Task requirements: Where a line of the data below has the string "chevron", copy that line.

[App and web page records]
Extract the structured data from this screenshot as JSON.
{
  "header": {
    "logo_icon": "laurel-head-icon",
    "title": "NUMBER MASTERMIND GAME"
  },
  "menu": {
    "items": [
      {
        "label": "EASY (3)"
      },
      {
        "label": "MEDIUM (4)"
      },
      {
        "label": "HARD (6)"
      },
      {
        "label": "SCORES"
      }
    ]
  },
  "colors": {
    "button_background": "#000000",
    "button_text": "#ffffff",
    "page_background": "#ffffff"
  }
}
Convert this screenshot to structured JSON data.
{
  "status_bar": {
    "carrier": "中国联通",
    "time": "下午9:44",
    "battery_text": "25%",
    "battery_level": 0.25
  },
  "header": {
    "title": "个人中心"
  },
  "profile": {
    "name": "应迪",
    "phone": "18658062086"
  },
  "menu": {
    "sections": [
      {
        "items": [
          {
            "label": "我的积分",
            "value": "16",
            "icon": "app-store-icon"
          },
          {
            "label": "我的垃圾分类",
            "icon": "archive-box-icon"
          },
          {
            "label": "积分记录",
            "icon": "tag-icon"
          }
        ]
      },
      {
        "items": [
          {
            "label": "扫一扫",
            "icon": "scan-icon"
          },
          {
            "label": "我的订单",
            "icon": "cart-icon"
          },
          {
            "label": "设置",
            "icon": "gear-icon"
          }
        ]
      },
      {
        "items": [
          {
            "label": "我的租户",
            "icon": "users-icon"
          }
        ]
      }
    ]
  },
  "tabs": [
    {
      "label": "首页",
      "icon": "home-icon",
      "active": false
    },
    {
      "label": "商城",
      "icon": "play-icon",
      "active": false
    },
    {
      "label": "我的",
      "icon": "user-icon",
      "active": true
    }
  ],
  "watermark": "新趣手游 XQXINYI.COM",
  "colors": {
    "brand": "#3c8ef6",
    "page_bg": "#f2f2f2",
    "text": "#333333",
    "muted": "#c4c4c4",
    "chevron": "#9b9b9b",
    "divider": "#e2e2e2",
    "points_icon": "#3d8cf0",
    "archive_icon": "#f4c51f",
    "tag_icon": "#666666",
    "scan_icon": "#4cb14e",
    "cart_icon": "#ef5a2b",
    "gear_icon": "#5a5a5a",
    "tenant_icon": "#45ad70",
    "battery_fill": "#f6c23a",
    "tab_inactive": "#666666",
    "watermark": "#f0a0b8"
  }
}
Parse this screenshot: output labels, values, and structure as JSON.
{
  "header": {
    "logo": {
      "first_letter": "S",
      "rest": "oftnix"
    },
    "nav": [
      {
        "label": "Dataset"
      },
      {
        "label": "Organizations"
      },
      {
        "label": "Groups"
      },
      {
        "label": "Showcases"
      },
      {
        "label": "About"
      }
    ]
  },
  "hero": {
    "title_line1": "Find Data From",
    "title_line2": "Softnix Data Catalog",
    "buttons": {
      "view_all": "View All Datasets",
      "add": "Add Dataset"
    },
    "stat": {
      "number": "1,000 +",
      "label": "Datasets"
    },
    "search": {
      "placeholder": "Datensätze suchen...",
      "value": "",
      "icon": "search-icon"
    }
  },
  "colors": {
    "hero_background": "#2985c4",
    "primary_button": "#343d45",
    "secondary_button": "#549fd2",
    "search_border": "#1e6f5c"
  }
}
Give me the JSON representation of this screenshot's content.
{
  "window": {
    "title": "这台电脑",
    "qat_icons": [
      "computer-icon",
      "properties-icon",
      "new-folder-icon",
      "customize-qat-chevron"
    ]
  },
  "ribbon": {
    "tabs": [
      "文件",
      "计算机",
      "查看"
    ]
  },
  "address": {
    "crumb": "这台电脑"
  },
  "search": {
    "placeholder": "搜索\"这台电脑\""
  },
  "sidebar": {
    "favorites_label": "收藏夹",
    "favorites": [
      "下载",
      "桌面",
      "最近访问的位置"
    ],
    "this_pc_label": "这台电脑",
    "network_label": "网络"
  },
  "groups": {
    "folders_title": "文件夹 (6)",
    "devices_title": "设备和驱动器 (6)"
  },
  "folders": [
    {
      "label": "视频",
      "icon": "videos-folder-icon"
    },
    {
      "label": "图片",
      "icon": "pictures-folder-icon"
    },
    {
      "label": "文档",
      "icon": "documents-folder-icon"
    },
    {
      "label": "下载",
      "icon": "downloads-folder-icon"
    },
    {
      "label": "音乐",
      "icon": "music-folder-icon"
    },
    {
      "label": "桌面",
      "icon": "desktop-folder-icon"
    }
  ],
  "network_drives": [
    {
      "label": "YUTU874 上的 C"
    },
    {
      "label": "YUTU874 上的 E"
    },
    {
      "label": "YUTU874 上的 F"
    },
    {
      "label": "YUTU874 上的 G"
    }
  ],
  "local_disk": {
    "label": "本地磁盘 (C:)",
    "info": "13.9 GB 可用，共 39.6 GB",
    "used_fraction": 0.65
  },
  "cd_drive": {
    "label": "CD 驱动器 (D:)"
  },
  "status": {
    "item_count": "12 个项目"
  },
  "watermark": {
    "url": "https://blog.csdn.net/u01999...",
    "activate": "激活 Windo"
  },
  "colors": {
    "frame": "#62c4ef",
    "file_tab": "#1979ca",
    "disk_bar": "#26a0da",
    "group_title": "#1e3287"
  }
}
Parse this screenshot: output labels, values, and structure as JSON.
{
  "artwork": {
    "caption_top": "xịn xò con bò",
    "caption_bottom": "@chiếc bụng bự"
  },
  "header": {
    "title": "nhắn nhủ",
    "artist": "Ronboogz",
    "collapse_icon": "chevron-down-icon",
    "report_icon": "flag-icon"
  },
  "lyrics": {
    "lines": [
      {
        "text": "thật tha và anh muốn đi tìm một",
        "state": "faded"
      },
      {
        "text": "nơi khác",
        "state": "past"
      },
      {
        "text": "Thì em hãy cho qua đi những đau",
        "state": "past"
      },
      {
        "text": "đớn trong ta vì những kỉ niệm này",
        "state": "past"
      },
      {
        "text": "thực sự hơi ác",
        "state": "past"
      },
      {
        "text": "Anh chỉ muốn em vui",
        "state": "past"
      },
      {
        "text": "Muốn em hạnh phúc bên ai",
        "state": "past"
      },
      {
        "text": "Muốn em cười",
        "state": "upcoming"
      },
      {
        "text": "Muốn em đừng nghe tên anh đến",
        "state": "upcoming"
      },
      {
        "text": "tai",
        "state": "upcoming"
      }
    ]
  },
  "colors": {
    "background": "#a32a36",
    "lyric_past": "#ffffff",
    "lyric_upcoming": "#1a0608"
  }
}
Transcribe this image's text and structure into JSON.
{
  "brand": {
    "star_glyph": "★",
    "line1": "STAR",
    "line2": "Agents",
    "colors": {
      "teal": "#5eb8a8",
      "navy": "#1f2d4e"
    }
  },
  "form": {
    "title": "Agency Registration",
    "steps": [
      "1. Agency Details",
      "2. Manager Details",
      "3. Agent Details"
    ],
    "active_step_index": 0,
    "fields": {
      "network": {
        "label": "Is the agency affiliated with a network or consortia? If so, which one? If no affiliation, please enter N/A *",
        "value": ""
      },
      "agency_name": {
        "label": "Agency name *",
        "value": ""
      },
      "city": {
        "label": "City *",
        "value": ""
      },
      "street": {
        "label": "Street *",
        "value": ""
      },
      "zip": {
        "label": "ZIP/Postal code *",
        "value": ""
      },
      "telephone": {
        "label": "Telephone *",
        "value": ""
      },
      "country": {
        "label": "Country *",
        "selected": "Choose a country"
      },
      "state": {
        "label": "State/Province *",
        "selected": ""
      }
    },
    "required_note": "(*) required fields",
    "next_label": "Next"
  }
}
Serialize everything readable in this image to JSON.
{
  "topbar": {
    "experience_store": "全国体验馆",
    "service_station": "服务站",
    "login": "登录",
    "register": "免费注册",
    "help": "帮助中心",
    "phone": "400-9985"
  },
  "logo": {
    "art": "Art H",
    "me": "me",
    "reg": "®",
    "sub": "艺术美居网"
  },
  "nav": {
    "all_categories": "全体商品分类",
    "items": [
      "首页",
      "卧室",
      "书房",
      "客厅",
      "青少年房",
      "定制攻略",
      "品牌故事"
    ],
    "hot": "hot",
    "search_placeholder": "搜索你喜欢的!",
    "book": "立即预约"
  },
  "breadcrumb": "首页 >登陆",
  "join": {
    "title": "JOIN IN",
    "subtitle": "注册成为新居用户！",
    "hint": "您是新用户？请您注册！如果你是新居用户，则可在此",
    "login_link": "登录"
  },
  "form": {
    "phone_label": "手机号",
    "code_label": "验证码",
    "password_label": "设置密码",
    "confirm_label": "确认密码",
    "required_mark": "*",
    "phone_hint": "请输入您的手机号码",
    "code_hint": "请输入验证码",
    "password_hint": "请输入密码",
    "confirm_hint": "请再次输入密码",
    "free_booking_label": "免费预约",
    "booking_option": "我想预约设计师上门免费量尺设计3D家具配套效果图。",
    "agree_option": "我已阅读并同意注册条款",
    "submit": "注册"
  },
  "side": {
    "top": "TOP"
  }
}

Solution:
    "chevron": "#9b9b9b",
      "customize-qat-chevron"
    "collapse_icon": "chevron-down-icon",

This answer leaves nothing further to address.